START Information supplied

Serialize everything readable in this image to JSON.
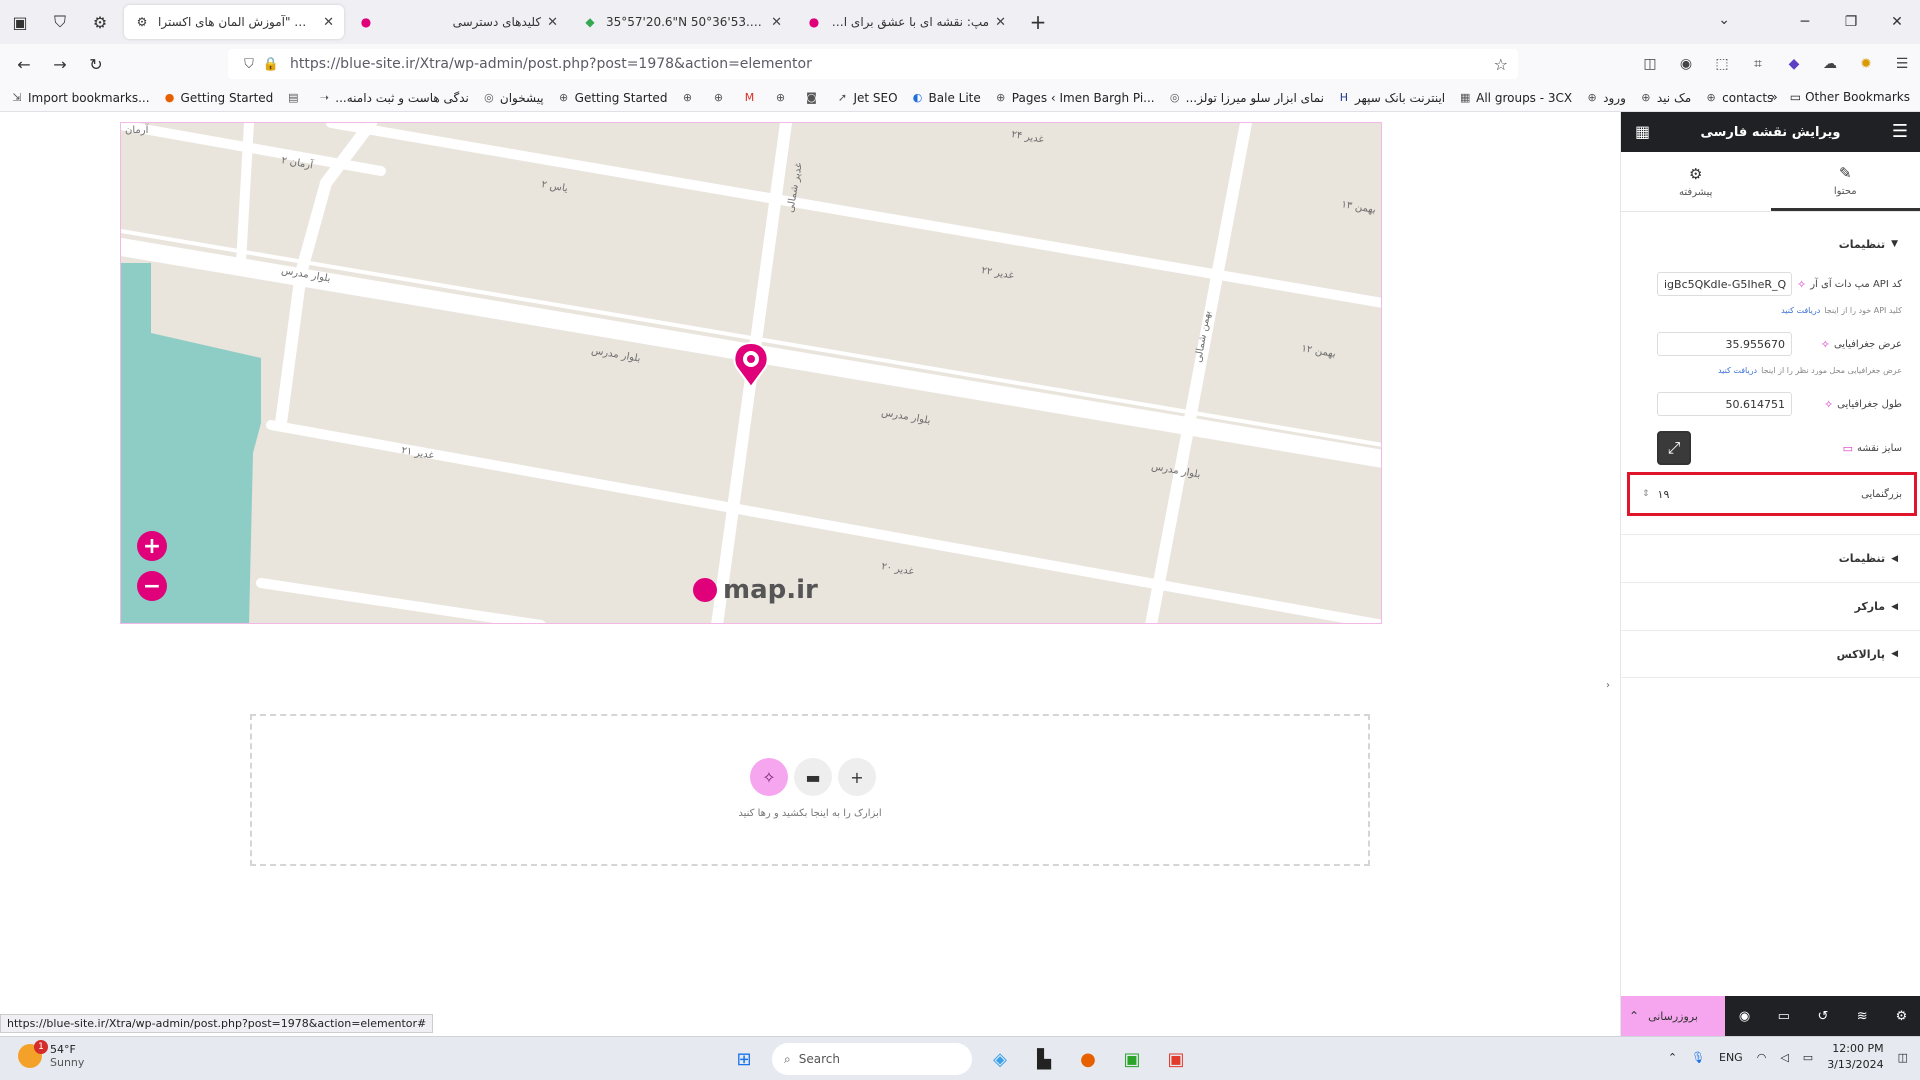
{
  "browser": {
    "tabs": [
      {
        "title": "ویرایش \"آموزش المان های اکسترا - ..."
      },
      {
        "title": "کلیدهای دسترسی"
      },
      {
        "title": "35°57'20.6\"N 50°36'53.2\"E - Goo"
      },
      {
        "title": "مپ: نقشه ای با عشق برای ایران"
      }
    ],
    "url": "https://blue-site.ir/Xtra/wp-admin/post.php?post=1978&action=elementor",
    "bookmarks": [
      "Import bookmarks...",
      "Getting Started",
      "...ندگی هاست و ثبت دامنه",
      "پیشخوان",
      "Getting Started",
      "Jet SEO",
      "Bale Lite",
      "Pages ‹ Imen Bargh Pi...",
      "...نمای ابزار سلو میرزا تولز",
      "اینترنت بانک سپهر",
      "All groups - 3CX",
      "ورود",
      "مک نید",
      "contacts"
    ],
    "other_bookmarks": "Other Bookmarks",
    "status_url": "https://blue-site.ir/Xtra/wp-admin/post.php?post=1978&action=elementor#"
  },
  "map": {
    "streets": [
      "آرمان",
      "آرمان ۲",
      "یاس ۲",
      "بلوار مدرس",
      "بلوار مدرس",
      "بلوار مدرس",
      "بلوار مدرس",
      "غدیر ۲۴",
      "غدیر ۲۲",
      "غدیر ۲۱",
      "غدیر ۲۰",
      "بهمن ۱۳",
      "بهمن ۱۲",
      "بهمن شمالی",
      "غدیر شمالی"
    ],
    "logo": "map.ir",
    "accent": "#e0007a"
  },
  "dropzone": {
    "hint": "ابزارک را به اینجا بکشید و رها کنید"
  },
  "panel": {
    "title": "ویرایش نقشه فارسی",
    "tab_content": "محتوا",
    "tab_advanced": "پیشرفته",
    "section_settings": "تنظیمات",
    "api_label": "کد API مپ دات آی آر",
    "api_value": "igBc5QKdIe-G5IheR_Q",
    "api_hint": "کلید API خود را از اینجا",
    "api_hint_link": "دریافت کنید",
    "lat_label": "عرض جغرافیایی",
    "lat_value": "35.955670",
    "lat_hint": "عرض جغرافیایی محل مورد نظر را از اینجا",
    "lat_hint_link": "دریافت کنید",
    "lng_label": "طول جغرافیایی",
    "lng_value": "50.614751",
    "size_label": "سایز نقشه",
    "zoom_label": "بزرگنمایی",
    "zoom_value": "۱۹",
    "collapsed_sections": [
      "تنظیمات",
      "مارکر",
      "پارالاکس"
    ],
    "publish": "بروزرسانی"
  },
  "taskbar": {
    "temp": "54°F",
    "weather": "Sunny",
    "badge": "1",
    "search": "Search",
    "lang": "ENG",
    "time": "12:00 PM",
    "date": "3/13/2024"
  }
}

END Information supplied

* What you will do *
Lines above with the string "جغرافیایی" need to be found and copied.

* Output of the task *
    "lat_label": "عرض جغرافیایی",
    "lat_hint": "عرض جغرافیایی محل مورد نظر را از اینجا",
    "lng_label": "طول جغرافیایی",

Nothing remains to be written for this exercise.